Please print all the lines below exactly as they are written.
○ ○ ○ ○ ○
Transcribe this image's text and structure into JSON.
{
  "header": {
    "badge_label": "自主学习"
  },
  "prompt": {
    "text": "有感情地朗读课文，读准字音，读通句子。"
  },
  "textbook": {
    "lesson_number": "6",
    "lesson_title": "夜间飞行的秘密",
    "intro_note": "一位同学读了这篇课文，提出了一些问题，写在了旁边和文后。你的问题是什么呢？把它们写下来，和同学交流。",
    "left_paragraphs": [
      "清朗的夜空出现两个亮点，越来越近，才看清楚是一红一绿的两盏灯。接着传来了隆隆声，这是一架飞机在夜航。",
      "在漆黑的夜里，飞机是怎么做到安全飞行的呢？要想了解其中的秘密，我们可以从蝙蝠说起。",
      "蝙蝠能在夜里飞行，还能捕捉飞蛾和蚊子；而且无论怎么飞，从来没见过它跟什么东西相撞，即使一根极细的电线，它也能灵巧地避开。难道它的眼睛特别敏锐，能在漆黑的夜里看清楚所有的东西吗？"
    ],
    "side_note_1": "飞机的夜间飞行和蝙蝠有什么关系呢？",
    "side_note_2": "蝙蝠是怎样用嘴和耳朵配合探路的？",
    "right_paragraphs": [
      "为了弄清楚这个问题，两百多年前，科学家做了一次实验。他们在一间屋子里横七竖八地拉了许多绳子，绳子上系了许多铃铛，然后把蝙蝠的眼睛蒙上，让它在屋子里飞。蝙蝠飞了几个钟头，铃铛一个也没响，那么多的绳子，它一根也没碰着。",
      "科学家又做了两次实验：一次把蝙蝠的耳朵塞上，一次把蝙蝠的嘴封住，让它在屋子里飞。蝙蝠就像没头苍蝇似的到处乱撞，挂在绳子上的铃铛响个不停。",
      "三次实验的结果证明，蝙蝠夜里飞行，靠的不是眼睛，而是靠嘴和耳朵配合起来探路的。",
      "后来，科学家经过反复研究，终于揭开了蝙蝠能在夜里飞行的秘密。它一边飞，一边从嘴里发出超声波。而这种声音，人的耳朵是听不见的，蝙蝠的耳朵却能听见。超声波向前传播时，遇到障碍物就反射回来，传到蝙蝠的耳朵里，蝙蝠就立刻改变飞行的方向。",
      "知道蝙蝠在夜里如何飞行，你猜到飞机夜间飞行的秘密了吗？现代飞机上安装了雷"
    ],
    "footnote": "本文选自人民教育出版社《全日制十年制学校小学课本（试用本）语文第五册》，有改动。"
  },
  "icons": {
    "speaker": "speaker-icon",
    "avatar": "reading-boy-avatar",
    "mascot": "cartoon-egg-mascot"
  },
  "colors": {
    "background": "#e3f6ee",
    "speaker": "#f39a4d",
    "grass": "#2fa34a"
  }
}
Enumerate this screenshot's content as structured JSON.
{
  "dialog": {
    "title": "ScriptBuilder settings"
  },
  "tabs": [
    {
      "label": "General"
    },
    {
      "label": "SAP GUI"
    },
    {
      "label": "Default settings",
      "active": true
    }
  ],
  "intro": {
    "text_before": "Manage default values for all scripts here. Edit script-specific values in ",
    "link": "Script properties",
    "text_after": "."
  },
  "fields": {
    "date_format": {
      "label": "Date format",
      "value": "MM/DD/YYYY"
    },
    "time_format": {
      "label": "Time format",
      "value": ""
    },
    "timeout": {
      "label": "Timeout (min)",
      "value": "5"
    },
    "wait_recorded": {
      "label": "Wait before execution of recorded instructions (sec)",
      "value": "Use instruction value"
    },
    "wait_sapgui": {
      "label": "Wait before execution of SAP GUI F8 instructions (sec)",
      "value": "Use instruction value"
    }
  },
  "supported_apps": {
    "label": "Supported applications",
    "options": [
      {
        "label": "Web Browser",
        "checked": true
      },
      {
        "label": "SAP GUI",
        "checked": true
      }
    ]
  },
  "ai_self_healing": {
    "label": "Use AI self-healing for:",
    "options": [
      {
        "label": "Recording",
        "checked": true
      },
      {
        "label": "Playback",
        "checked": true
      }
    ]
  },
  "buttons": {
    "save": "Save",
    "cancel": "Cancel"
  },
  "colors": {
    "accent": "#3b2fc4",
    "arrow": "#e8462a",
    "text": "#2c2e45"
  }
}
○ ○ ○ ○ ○
Output for this task:
Transcribe this image's text and structure into JSON.
{
  "header": {
    "badge_label": "自主学习"
  },
  "prompt": {
    "text": "有感情地朗读课文，读准字音，读通句子。"
  },
  "textbook": {
    "lesson_number": "6",
    "lesson_title": "夜间飞行的秘密",
    "intro_note": "一位同学读了这篇课文，提出了一些问题，写在了旁边和文后。你的问题是什么呢？把它们写下来，和同学交流。",
    "left_paragraphs": [
      "清朗的夜空出现两个亮点，越来越近，才看清楚是一红一绿的两盏灯。接着传来了隆隆声，这是一架飞机在夜航。",
      "在漆黑的夜里，飞机是怎么做到安全飞行的呢？要想了解其中的秘密，我们可以从蝙蝠说起。",
      "蝙蝠能在夜里飞行，还能捕捉飞蛾和蚊子；而且无论怎么飞，从来没见过它跟什么东西相撞，即使一根极细的电线，它也能灵巧地避开。难道它的眼睛特别敏锐，能在漆黑的夜里看清楚所有的东西吗？"
    ],
    "side_note_1": "飞机的夜间飞行和蝙蝠有什么关系呢？",
    "side_note_2": "蝙蝠是怎样用嘴和耳朵配合探路的？",
    "right_paragraphs": [
      "为了弄清楚这个问题，两百多年前，科学家做了一次实验。他们在一间屋子里横七竖八地拉了许多绳子，绳子上系了许多铃铛，然后把蝙蝠的眼睛蒙上，让它在屋子里飞。蝙蝠飞了几个钟头，铃铛一个也没响，那么多的绳子，它一根也没碰着。",
      "科学家又做了两次实验：一次把蝙蝠的耳朵塞上，一次把蝙蝠的嘴封住，让它在屋子里飞。蝙蝠就像没头苍蝇似的到处乱撞，挂在绳子上的铃铛响个不停。",
      "三次实验的结果证明，蝙蝠夜里飞行，靠的不是眼睛，而是靠嘴和耳朵配合起来探路的。",
      "后来，科学家经过反复研究，终于揭开了蝙蝠能在夜里飞行的秘密。它一边飞，一边从嘴里发出超声波。而这种声音，人的耳朵是听不见的，蝙蝠的耳朵却能听见。超声波向前传播时，遇到障碍物就反射回来，传到蝙蝠的耳朵里，蝙蝠就立刻改变飞行的方向。",
      "知道蝙蝠在夜里如何飞行，你猜到飞机夜间飞行的秘密了吗？现代飞机上安装了雷"
    ],
    "footnote": "本文选自人民教育出版社《全日制十年制学校小学课本（试用本）语文第五册》，有改动。"
  },
  "icons": {
    "speaker": "speaker-icon",
    "avatar": "reading-boy-avatar",
    "mascot": "cartoon-egg-mascot"
  },
  "colors": {
    "background": "#e3f6ee",
    "speaker": "#f39a4d",
    "grass": "#2fa34a"
  }
}
Enumerate this screenshot's content as structured JSON.
{
  "dialog": {
    "title": "ScriptBuilder settings"
  },
  "tabs": [
    {
      "label": "General"
    },
    {
      "label": "SAP GUI"
    },
    {
      "label": "Default settings",
      "active": true
    }
  ],
  "intro": {
    "text_before": "Manage default values for all scripts here. Edit script-specific values in ",
    "link": "Script properties",
    "text_after": "."
  },
  "fields": {
    "date_format": {
      "label": "Date format",
      "value": "MM/DD/YYYY"
    },
    "time_format": {
      "label": "Time format",
      "value": ""
    },
    "timeout": {
      "label": "Timeout (min)",
      "value": "5"
    },
    "wait_recorded": {
      "label": "Wait before execution of recorded instructions (sec)",
      "value": "Use instruction value"
    },
    "wait_sapgui": {
      "label": "Wait before execution of SAP GUI F8 instructions (sec)",
      "value": "Use instruction value"
    }
  },
  "supported_apps": {
    "label": "Supported applications",
    "options": [
      {
        "label": "Web Browser",
        "checked": true
      },
      {
        "label": "SAP GUI",
        "checked": true
      }
    ]
  },
  "ai_self_healing": {
    "label": "Use AI self-healing for:",
    "options": [
      {
        "label": "Recording",
        "checked": true
      },
      {
        "label": "Playback",
        "checked": true
      }
    ]
  },
  "buttons": {
    "save": "Save",
    "cancel": "Cancel"
  },
  "colors": {
    "accent": "#3b2fc4",
    "arrow": "#e8462a",
    "text": "#2c2e45"
  }
}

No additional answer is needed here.